> [YOUR OBJECTIVE] Each entry should be written out once more, exactly as given below.

> [DATASET CONTENT]
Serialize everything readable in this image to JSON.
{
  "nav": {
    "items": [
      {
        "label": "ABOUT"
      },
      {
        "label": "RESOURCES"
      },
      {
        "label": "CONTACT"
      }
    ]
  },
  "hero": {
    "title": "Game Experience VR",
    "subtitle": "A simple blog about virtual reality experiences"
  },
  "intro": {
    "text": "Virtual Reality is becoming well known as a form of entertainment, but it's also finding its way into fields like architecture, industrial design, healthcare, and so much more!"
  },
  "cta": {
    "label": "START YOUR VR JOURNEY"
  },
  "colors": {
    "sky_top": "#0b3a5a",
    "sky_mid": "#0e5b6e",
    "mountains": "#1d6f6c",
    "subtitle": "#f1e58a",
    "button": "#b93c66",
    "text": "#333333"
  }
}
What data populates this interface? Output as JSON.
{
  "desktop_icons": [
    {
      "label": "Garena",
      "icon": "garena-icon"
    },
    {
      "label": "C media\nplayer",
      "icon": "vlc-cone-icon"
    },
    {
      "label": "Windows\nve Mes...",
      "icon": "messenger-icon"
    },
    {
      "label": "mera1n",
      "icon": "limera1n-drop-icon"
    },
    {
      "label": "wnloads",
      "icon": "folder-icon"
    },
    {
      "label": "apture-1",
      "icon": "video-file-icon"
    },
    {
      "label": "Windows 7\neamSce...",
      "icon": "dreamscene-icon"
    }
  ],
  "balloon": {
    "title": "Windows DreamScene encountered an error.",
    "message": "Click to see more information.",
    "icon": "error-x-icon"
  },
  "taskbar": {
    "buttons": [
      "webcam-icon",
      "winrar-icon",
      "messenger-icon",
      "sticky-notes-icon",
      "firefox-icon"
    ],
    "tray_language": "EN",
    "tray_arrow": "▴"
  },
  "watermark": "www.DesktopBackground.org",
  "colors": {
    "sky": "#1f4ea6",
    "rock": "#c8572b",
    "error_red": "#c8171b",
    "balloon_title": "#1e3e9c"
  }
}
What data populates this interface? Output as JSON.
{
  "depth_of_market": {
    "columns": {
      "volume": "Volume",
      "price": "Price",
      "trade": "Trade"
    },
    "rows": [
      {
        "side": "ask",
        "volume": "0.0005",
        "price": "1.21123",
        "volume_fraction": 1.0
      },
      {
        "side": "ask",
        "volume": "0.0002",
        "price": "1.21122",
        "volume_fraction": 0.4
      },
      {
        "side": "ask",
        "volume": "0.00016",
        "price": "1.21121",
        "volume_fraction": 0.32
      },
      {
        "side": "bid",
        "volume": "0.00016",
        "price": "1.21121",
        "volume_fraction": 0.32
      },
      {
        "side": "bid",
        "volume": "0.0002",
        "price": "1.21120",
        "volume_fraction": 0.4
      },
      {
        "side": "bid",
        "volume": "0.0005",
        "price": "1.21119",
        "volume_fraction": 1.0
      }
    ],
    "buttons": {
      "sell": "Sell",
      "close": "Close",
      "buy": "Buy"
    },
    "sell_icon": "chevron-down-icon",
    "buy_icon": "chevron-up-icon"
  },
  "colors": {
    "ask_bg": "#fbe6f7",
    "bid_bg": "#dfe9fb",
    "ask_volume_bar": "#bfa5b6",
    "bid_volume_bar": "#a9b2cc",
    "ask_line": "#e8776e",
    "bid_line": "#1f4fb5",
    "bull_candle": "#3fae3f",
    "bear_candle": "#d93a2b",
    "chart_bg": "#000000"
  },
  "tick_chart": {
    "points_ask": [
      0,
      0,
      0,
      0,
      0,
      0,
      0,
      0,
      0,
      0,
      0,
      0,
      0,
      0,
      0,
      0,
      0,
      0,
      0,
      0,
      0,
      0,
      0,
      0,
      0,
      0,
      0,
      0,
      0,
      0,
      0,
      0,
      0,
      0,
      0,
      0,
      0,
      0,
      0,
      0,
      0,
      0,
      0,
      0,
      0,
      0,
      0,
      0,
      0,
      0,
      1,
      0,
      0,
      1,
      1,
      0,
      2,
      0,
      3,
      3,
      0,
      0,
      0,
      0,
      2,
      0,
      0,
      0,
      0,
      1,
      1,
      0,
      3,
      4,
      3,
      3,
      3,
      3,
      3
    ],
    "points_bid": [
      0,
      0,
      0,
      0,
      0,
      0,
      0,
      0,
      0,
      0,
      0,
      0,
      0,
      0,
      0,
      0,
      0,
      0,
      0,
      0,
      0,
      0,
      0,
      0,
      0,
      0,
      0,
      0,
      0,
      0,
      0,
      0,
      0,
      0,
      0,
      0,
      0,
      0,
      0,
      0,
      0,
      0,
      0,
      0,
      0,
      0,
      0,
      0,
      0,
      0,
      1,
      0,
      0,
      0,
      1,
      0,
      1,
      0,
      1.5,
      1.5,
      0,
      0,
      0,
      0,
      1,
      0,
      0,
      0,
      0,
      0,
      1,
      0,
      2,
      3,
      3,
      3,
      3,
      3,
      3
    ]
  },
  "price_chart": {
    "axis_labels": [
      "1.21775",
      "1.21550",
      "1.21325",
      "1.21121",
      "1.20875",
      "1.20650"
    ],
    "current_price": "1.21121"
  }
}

> [TASK SOLUTION]
Serialize everything readable in this image to JSON.
{
  "nav": {
    "items": [
      {
        "label": "ABOUT"
      },
      {
        "label": "RESOURCES"
      },
      {
        "label": "CONTACT"
      }
    ]
  },
  "hero": {
    "title": "Game Experience VR",
    "subtitle": "A simple blog about virtual reality experiences"
  },
  "intro": {
    "text": "Virtual Reality is becoming well known as a form of entertainment, but it's also finding its way into fields like architecture, industrial design, healthcare, and so much more!"
  },
  "cta": {
    "label": "START YOUR VR JOURNEY"
  },
  "colors": {
    "sky_top": "#0b3a5a",
    "sky_mid": "#0e5b6e",
    "mountains": "#1d6f6c",
    "subtitle": "#f1e58a",
    "button": "#b93c66",
    "text": "#333333"
  }
}
What data populates this interface? Output as JSON.
{
  "desktop_icons": [
    {
      "label": "Garena",
      "icon": "garena-icon"
    },
    {
      "label": "C media\nplayer",
      "icon": "vlc-cone-icon"
    },
    {
      "label": "Windows\nve Mes...",
      "icon": "messenger-icon"
    },
    {
      "label": "mera1n",
      "icon": "limera1n-drop-icon"
    },
    {
      "label": "wnloads",
      "icon": "folder-icon"
    },
    {
      "label": "apture-1",
      "icon": "video-file-icon"
    },
    {
      "label": "Windows 7\neamSce...",
      "icon": "dreamscene-icon"
    }
  ],
  "balloon": {
    "title": "Windows DreamScene encountered an error.",
    "message": "Click to see more information.",
    "icon": "error-x-icon"
  },
  "taskbar": {
    "buttons": [
      "webcam-icon",
      "winrar-icon",
      "messenger-icon",
      "sticky-notes-icon",
      "firefox-icon"
    ],
    "tray_language": "EN",
    "tray_arrow": "▴"
  },
  "watermark": "www.DesktopBackground.org",
  "colors": {
    "sky": "#1f4ea6",
    "rock": "#c8572b",
    "error_red": "#c8171b",
    "balloon_title": "#1e3e9c"
  }
}
What data populates this interface? Output as JSON.
{
  "depth_of_market": {
    "columns": {
      "volume": "Volume",
      "price": "Price",
      "trade": "Trade"
    },
    "rows": [
      {
        "side": "ask",
        "volume": "0.0005",
        "price": "1.21123",
        "volume_fraction": 1.0
      },
      {
        "side": "ask",
        "volume": "0.0002",
        "price": "1.21122",
        "volume_fraction": 0.4
      },
      {
        "side": "ask",
        "volume": "0.00016",
        "price": "1.21121",
        "volume_fraction": 0.32
      },
      {
        "side": "bid",
        "volume": "0.00016",
        "price": "1.21121",
        "volume_fraction": 0.32
      },
      {
        "side": "bid",
        "volume": "0.0002",
        "price": "1.21120",
        "volume_fraction": 0.4
      },
      {
        "side": "bid",
        "volume": "0.0005",
        "price": "1.21119",
        "volume_fraction": 1.0
      }
    ],
    "buttons": {
      "sell": "Sell",
      "close": "Close",
      "buy": "Buy"
    },
    "sell_icon": "chevron-down-icon",
    "buy_icon": "chevron-up-icon"
  },
  "colors": {
    "ask_bg": "#fbe6f7",
    "bid_bg": "#dfe9fb",
    "ask_volume_bar": "#bfa5b6",
    "bid_volume_bar": "#a9b2cc",
    "ask_line": "#e8776e",
    "bid_line": "#1f4fb5",
    "bull_candle": "#3fae3f",
    "bear_candle": "#d93a2b",
    "chart_bg": "#000000"
  },
  "tick_chart": {
    "points_ask": [
      0,
      0,
      0,
      0,
      0,
      0,
      0,
      0,
      0,
      0,
      0,
      0,
      0,
      0,
      0,
      0,
      0,
      0,
      0,
      0,
      0,
      0,
      0,
      0,
      0,
      0,
      0,
      0,
      0,
      0,
      0,
      0,
      0,
      0,
      0,
      0,
      0,
      0,
      0,
      0,
      0,
      0,
      0,
      0,
      0,
      0,
      0,
      0,
      0,
      0,
      1,
      0,
      0,
      1,
      1,
      0,
      2,
      0,
      3,
      3,
      0,
      0,
      0,
      0,
      2,
      0,
      0,
      0,
      0,
      1,
      1,
      0,
      3,
      4,
      3,
      3,
      3,
      3,
      3
    ],
    "points_bid": [
      0,
      0,
      0,
      0,
      0,
      0,
      0,
      0,
      0,
      0,
      0,
      0,
      0,
      0,
      0,
      0,
      0,
      0,
      0,
      0,
      0,
      0,
      0,
      0,
      0,
      0,
      0,
      0,
      0,
      0,
      0,
      0,
      0,
      0,
      0,
      0,
      0,
      0,
      0,
      0,
      0,
      0,
      0,
      0,
      0,
      0,
      0,
      0,
      0,
      0,
      1,
      0,
      0,
      0,
      1,
      0,
      1,
      0,
      1.5,
      1.5,
      0,
      0,
      0,
      0,
      1,
      0,
      0,
      0,
      0,
      0,
      1,
      0,
      2,
      3,
      3,
      3,
      3,
      3,
      3
    ]
  },
  "price_chart": {
    "axis_labels": [
      "1.21775",
      "1.21550",
      "1.21325",
      "1.21121",
      "1.20875",
      "1.20650"
    ],
    "current_price": "1.21121"
  }
}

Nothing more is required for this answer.